Across the five main areas of IoT (wearables, home, cities, enterprise, environment) and the key verticals we cover (manufacturing, energy, oil, automotive, healthcare, government, insurance), you could...
It’s understandable that parts of IoT will move forward at different rates. But if we assume the advances in IoT will play out as we expect across our five areas of interest (wearables, home, cities, enterprise, environment), then we could be looking at a future where we live longer, we’re fitter and healthier, there’s less pollution, we need to work less, and we’re rarely late. Or are we? To paint a picture of the future as a Logan’s Run-esque utopia (spoiler: the film doesn’t turn out well) would be disingenuous, but to envisage 50 years from now as like the Pixar film WALL-E where humans are inert and ignorant would be taking things to the other extreme too. It’s clear at least that there will be knock-on effects of an automated society that no-one can predict but let’s try some of the easier ones .
Digital twins are the key to achieving smart factories. They will open the door to the manufacturing industry’s cyber-physical future.
Digital twins are cyber clones of physical things. Their use in product design and planning is big news at the moment, and using them to plan entire factories is potentially the next major step toward smart manufacturing.
Philips Lighting, global leader in Lighting, and Atletico Madrid announced today an agreement to supply the lighting of the club’s new stadium. Philips Lighting becomes Atletico Madrid’s official lighting partner for the next four seasons where the new stadium will be the first in the world to benefit from Philips ArenaExperience.

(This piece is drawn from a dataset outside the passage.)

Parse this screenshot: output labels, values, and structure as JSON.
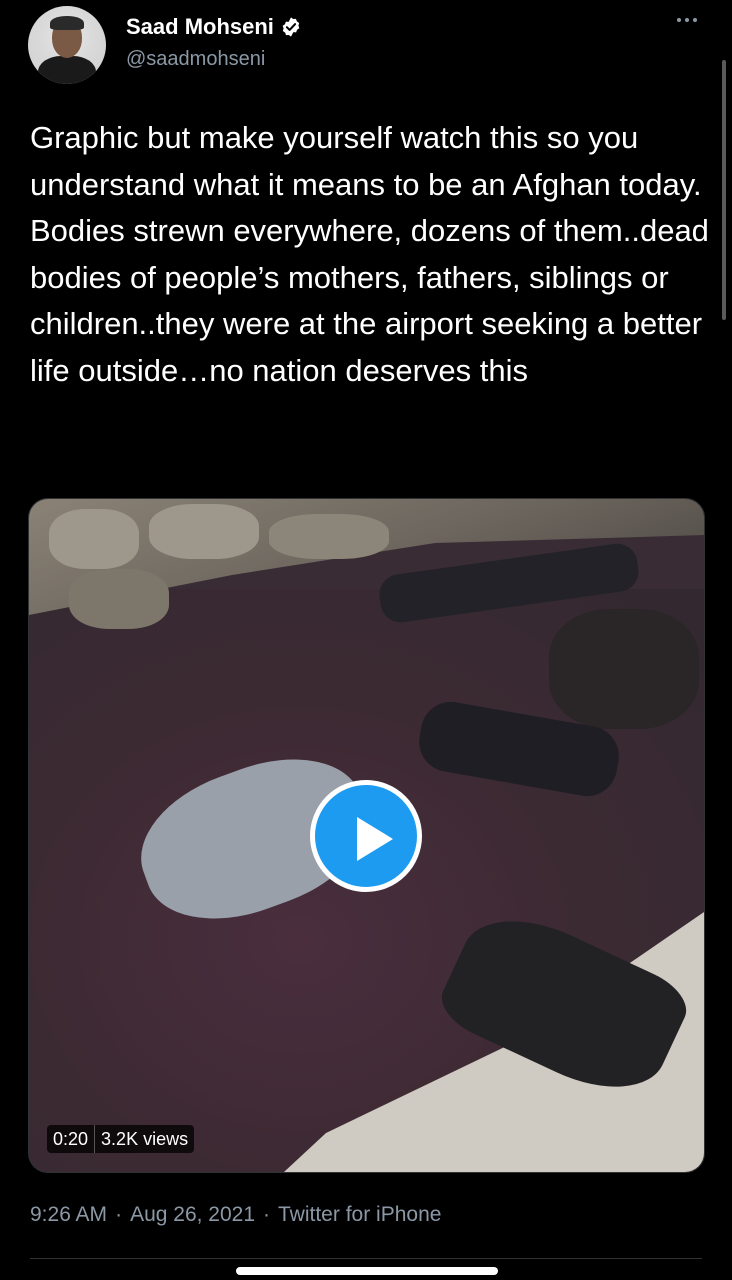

The future belongs to self-learning robots that interact with human beings, explains Yoshiharu Inaba, Chairman and CEO of Fanuc, the Japanese robot and controller manufacturer. With robots, the entrepreneur seeks to handle future growth. And locally networked managers are intended to help them do so.